Scientists are also exploring potential applications for MOFs as electrodes in electrochemical fuel cells and metal–air batteries. The reduction of oxygen at the cathode in such cells, usually accomplished by platinum-on-carbon (Pt/C), is critical to their performance. However, reliance on platinum and other precious metals is associated with numerous drawbacks such as resource depletion and high cost. One solution currently under active R&D is carbonized MOFs, prepared by pyrolysis, which have been reported to achieve catalytic activity similar to that of Pt/C cathodes. Scientists are also exploring potential applications for MOF systems, including carbonized MOFs, MOF-derived oxides, and unaltered MOFs, as electrode materials for lithium-ion batteries and as solid-state electrolytes. They are also being investigated as electrode material for use in electrochemical capacitors. Scientists have reported excellent performance for capacitors that utilize MOFs as electrode material, also called “ultra-capacitors”, thanks to their enormous surface area.
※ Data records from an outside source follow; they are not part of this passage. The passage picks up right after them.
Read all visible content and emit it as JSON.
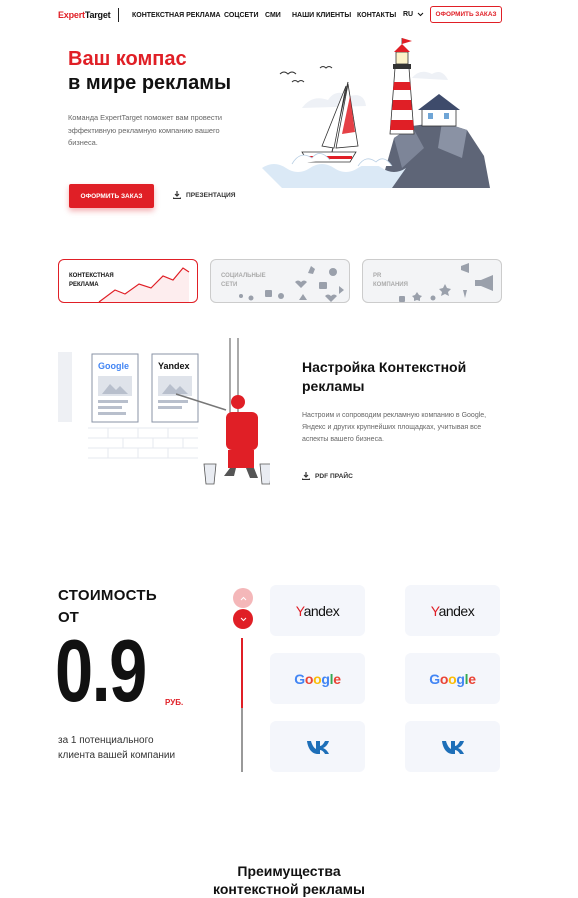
{
  "header": {
    "logo_prefix": "Expert",
    "logo_suffix": "Target",
    "nav": [
      {
        "label": "КОНТЕКСТНАЯ РЕКЛАМА"
      },
      {
        "label": "СОЦСЕТИ"
      },
      {
        "label": "СМИ"
      },
      {
        "label": "НАШИ КЛИЕНТЫ"
      },
      {
        "label": "КОНТАКТЫ"
      }
    ],
    "lang": "RU",
    "order_button": "ОФОРМИТЬ ЗАКАЗ"
  },
  "hero": {
    "title_line1": "Ваш компас",
    "title_line2": "в мире рекламы",
    "text": "Команда ExpertTarget поможет вам провести эффективную рекламную компанию вашего бизнеса.",
    "order_button": "ОФОРМИТЬ ЗАКАЗ",
    "presentation_link": "ПРЕЗЕНТАЦИЯ"
  },
  "service_cards": [
    {
      "line1": "КОНТЕКСТНАЯ",
      "line2": "РЕКЛАМА",
      "active": true
    },
    {
      "line1": "СОЦИАЛЬНЫЕ",
      "line2": "СЕТИ",
      "active": false
    },
    {
      "line1": "PR",
      "line2": "КОМПАНИЯ",
      "active": false
    }
  ],
  "context_section": {
    "title_line1": "Настройка Контекстной",
    "title_line2": "рекламы",
    "text": "Настроим и сопроводим рекламную компанию в Google, Яндекс и других крупнейших площадках, учитывая все аспекты вашего бизнеса.",
    "pdf_link": "PDF ПРАЙС",
    "illustration_labels": {
      "google": "Google",
      "yandex": "Yandex"
    }
  },
  "price": {
    "line1": "СТОИМОСТЬ",
    "line2": "ОТ",
    "value": "0.9",
    "currency": "РУБ.",
    "note": "за 1 потенциального клиента вашей компании",
    "slider_progress": 0.52
  },
  "platform_tiles": [
    {
      "type": "yandex",
      "text_first": "Y",
      "text_rest": "andex"
    },
    {
      "type": "yandex",
      "text_first": "Y",
      "text_rest": "andex"
    },
    {
      "type": "google",
      "text": "Google"
    },
    {
      "type": "google",
      "text": "Google"
    },
    {
      "type": "vk",
      "icon": "vk-icon"
    },
    {
      "type": "vk",
      "icon": "vk-icon"
    }
  ],
  "advantages": {
    "title_line1": "Преимущества",
    "title_line2": "контекстной рекламы"
  },
  "colors": {
    "accent": "#e01f26",
    "accent_light": "#f4b7b9",
    "tile_bg": "#f4f6fb",
    "google_blue": "#4285F4",
    "google_red": "#EA4335",
    "google_yellow": "#FBBC05",
    "google_green": "#34A853"
  }
}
In solid-state sensors, MOF technology could also be applied to detect various toxic gases, including sarin and other neurotoxins, as well as hazardous compounds in gaseous mixtures such as aldehydes, alkanes, trimethylamine, ammonia, hydrogen sulfide, and nitric oxide. MOFs’ potential is not limited to gas detection; systems to detect compounds in water should also be feasible. Such sensors could function through the detection of changes in luminescence, electrochemistry, and color.
Artificial photosynthesis and photocatalysts
Most MOFs are insulators, implying that they can neither conduct electricity nor absorb visible light. Today, chip manufacturers are pursuing the development of MOFs having the properties typically desired of semiconductor materials: namely, high conductivity and (light) absorbance. Novel MOFs exhibiting these properties would permit new applications as catalysts, exploiting their large relative surface area and as photovoltaics in solar cells and other devices. A given MOF’s ability to absorb light is primarily dependent on the organic-ligand component(s), as opposed to the metal ion(s). These linkers can be fully customized, engineering and synthesizing any number of organic groups with finely tuned electronic states — to ultimately fabricate an MOF with the desired properties, such as absorbance and redox potential (changes) in response to photonic stimulation. In addition, it should be feasible to engineer systems with unique optical functionality, arising from electron transfer between the different types of organic linkers and metal-oxide clusters bound to one another at the molecular level. Research is progressing into ways to apply such properties to develop systems capable of artificial photosynthesis, using MOFs as photocatalytic material in combination with sacrificial electron donors such as triethanolamine.
Adsorption and separation of dyes and pigments from solutions
Studies have shown MOF technology’s utility in separating and removing specific gas molecules from air, as well as metal ions in water, as mentioned above. Furthermore, early reports indicate MOFs as promising candidate materials for removing organic pigments and dyes from aqueous solutions. Both the micro- and meso-/macrostructures of MOF-based systems—the picometer-scale porosity characteristic of such frameworks and the 3D matrix, respectively—contribute to such systems’ excellent adsorption of and selectivity against a variety of organic pigments and mixtures. Success has already been reported for methylene blue.